The best venues for students in the Bay Area


Chris Core

Moose Blood performing at The Bottom of The Hill in San Francisco.

Chris Core, Senior staff member

The Bay Area is home to some of the greatest musical talent of all time.

From Journey and Green Day to Sly and the Family Stone. The Bay is not only well known for its musical talent, it is also home to some amazing venues for the artists to perform.

Spread out from city to city there are plenty of venues for anyone to find a good live show in the area, but knowing which ones are some of the best is a more difficult challenge.

Focusing on the top venues in the area, number five, for students to check out, is Shoreline Amphitheater.

Shoreline Amphitheater is a must for any Bay Area venue list. Arguably the most popular venue for big named artists to come to there is not a show you cannot see at the venue.

Everything from Post Malone to Blink 182, the venue gives concert goers a wide range of genres to watch. Not only does it give amazing solo headliners it supplies amazing festivals as well.

The most notable festival at Shoreline is Vans Warped Tour. In its final year in 2018, Warped Tour in the Bay has always been housed at Shoreline adding onto its impressive artist track record.

The venue itself might not be the most beautiful thing to look at, but it makes up for it with the lineups it pulls in.

Located in Mountain View, your trip to the theater is led through a Google-owned complex cluttered with Google colored bikes letting you know you are close to your destination.

Seats up close range in price from $80 and up with the lawn directly behind it on a slanted hill always being around $25. Free parking in a giant dirt lot added on to the fairly priced tickets in the area making Shoreline a great destination for the popular band lover.
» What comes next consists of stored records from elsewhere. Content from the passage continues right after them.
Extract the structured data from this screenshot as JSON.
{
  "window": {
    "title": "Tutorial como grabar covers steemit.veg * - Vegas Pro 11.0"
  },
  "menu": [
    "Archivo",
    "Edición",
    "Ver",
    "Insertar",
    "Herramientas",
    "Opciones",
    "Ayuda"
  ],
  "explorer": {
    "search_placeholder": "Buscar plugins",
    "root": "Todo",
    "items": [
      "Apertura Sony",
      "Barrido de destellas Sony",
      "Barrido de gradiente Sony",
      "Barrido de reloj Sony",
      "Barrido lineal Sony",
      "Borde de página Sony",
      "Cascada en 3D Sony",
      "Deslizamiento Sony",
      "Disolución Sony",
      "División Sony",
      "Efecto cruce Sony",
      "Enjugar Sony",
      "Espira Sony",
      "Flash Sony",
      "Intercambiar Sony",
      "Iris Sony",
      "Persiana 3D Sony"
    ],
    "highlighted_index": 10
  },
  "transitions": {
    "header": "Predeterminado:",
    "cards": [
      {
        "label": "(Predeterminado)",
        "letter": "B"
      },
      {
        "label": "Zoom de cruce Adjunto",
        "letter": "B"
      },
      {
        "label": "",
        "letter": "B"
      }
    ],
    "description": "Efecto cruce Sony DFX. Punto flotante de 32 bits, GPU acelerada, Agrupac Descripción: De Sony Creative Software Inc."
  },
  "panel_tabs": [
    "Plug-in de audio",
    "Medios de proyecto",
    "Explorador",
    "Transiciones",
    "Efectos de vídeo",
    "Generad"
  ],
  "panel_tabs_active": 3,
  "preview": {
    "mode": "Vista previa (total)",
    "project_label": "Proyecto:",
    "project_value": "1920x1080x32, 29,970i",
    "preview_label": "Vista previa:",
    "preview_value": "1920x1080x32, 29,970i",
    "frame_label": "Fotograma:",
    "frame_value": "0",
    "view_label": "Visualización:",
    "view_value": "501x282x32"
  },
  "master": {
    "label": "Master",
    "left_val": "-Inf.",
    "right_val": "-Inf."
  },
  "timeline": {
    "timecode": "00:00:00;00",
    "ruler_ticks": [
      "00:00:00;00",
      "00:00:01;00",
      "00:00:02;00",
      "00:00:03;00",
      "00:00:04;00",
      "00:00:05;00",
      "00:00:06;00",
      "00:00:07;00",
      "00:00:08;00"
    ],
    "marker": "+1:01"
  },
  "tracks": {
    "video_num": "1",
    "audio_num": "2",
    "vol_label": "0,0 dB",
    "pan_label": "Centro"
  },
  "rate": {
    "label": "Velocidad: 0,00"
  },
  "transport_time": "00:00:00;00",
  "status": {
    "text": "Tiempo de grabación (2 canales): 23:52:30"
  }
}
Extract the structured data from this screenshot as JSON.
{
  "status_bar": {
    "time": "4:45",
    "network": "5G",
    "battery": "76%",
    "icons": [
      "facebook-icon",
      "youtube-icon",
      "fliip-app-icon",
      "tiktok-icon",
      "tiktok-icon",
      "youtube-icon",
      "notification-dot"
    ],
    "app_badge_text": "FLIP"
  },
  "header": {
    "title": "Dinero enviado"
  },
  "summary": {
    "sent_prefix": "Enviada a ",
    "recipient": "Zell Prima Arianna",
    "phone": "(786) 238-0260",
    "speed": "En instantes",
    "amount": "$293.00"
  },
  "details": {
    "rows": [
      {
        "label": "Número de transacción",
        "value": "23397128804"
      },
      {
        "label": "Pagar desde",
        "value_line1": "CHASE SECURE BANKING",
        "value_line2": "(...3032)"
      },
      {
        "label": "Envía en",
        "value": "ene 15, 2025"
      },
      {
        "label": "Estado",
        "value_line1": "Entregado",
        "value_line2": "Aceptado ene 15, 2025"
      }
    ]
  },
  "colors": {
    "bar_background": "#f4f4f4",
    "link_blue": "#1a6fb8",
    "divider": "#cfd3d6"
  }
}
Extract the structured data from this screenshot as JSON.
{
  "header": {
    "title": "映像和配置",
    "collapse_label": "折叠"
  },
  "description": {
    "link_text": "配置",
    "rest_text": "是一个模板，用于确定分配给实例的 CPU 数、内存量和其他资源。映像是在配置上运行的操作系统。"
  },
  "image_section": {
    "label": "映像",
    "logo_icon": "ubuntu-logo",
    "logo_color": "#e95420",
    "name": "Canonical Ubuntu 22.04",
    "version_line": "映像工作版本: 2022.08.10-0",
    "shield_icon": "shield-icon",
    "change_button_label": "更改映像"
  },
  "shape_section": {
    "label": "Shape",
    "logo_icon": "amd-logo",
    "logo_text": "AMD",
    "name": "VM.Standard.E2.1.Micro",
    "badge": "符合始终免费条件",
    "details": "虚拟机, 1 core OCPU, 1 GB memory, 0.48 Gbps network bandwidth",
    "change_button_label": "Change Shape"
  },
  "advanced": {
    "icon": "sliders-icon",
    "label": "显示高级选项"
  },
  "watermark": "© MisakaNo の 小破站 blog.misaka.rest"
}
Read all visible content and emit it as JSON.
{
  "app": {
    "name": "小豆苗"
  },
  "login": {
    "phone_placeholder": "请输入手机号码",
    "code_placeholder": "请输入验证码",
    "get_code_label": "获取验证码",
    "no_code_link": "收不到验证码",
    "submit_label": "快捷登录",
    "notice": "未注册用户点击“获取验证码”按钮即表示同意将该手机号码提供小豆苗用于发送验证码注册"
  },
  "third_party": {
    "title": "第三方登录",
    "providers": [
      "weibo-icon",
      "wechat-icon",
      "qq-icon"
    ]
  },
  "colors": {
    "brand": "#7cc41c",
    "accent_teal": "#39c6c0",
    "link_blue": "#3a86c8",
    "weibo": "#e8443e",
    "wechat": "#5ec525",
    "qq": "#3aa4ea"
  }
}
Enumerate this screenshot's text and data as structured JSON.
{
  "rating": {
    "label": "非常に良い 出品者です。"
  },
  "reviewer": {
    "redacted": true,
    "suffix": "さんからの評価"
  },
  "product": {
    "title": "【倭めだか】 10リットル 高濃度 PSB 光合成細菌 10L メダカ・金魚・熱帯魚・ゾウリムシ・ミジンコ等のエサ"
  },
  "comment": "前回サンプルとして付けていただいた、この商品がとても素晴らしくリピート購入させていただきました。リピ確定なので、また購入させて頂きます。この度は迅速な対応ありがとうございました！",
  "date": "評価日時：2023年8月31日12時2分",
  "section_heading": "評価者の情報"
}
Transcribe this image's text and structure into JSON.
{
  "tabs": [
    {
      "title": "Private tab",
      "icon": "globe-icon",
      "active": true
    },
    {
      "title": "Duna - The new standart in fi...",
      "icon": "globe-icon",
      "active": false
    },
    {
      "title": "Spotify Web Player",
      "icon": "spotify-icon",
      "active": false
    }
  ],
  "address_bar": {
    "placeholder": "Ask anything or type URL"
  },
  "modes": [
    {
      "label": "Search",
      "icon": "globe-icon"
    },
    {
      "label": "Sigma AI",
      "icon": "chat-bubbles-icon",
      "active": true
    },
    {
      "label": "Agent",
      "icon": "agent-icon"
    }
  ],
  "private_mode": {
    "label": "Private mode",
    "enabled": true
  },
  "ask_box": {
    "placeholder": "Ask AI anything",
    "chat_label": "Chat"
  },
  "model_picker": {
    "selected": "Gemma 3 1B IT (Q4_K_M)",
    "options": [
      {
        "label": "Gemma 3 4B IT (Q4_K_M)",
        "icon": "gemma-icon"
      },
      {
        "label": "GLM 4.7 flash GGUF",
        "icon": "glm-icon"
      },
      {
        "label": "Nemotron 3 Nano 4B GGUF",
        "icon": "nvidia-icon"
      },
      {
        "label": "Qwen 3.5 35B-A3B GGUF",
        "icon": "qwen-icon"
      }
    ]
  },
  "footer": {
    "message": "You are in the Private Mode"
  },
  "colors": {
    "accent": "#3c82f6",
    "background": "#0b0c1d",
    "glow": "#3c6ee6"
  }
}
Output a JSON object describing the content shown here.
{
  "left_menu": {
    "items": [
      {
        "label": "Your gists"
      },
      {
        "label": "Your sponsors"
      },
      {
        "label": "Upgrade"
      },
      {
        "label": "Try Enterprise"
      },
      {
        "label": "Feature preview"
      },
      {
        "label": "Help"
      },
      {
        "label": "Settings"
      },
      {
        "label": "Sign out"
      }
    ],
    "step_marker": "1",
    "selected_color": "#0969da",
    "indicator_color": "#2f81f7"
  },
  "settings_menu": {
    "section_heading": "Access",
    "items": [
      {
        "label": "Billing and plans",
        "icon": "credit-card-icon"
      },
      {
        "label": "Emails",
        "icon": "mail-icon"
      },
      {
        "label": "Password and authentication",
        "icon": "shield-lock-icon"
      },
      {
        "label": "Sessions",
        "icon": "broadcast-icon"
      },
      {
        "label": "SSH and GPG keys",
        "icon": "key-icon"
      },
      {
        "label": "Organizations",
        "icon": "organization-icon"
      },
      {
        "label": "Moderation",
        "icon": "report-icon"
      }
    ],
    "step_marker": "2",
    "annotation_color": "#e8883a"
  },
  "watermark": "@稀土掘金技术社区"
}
Moving on from big scale to medium, The Regency Ballroom in San Francisco is the fourth venue that music loving students should check out.

The Regency was built in 1909. It has a 35-foot high ceiling with extravagant turn of the century chandelier hanging from it.

The Regency does not score as many points when it comes to grabbing big name artists, but it makes up for it with appearance and  audience emersion.

The Regency is exactly as the title states, a ballroom. A giant floor full of band goers with a balcony seating others who do not wish to be down low with the rest of the attendees.

The major downside of the Regency and almost anything in San Francisco is parking. The Regency does not have its own garage and the closest is a few blocks down the street for a hefty price.

The best case is being one of the lucky few to find street parking but it’s a gamble and a hard bet to win. With tickets ranging between $25 to $45 it might be a gamble worth taking.

From one turn of the century venue to another, the Great American Music Hall is another ballroom style San Francisco venue built in 1907.

A smaller version of the Regency Ballroom, the Great American Music Hall offers a beautiful venue with its stunning ceiling design different  from any other venue in the area.

The Music Hall is the oldest nightclub in San Francisco but its age does not show. It offers a medium-sized ballroom with a balcony overlooking the very small stage.

The small stage makes it feel as if you are that much closer to the band and where the Regency fails, in busy San Francisco, the Music Hall comes out on top.

A parking garage across the street supplies low cost, easily accessible parking making it a rare occurrence in the San Francisco venue scene.

Easily parking and tickets going for only $20 to $40, the Great American Music Hall is a great contender for best venue in the area.

The second place venue might just be the most unique place on this list. Bottom of the Hill is a venue in San Francisco that is quite literally a house redone for concerts.

You walk in through the front door, the kitchen is now a bar, the front living room is where the stage sits and the back living room is where merchandise is sold. This setup not only makes it so you have a unique feeling at the show but you feel as if you are basically on stage with the band.

On top of the unique feeling, Bottom of the Hill also offers the lowest ticket price out of all the venues listed with each show between $10 to $20.

With that being said, it also lacks the big name artists and is a place you solely go to for small garage bands. However, that does not take away from the amazing experience that you feel in the venue. With great parking arrangements, being located in the middle of nowhere in San Francisco, it is tough to say you can have an experience like this anywhere else.

The top venue gives by far the most well-rounded experience you can have at a show.

Offering a medium sized hall with plenty of bands from Ziggy Marley, SOB and Yellow Card, The Ace of Spades is the Bay’s best venue for almost everyone.

Located in downtown Sacramento, The Ace of Spades offers a parking garage and decently priced tickets, with most going for $25 to $40. The Ace of Spades offers the best of everything a concert goer could ask for.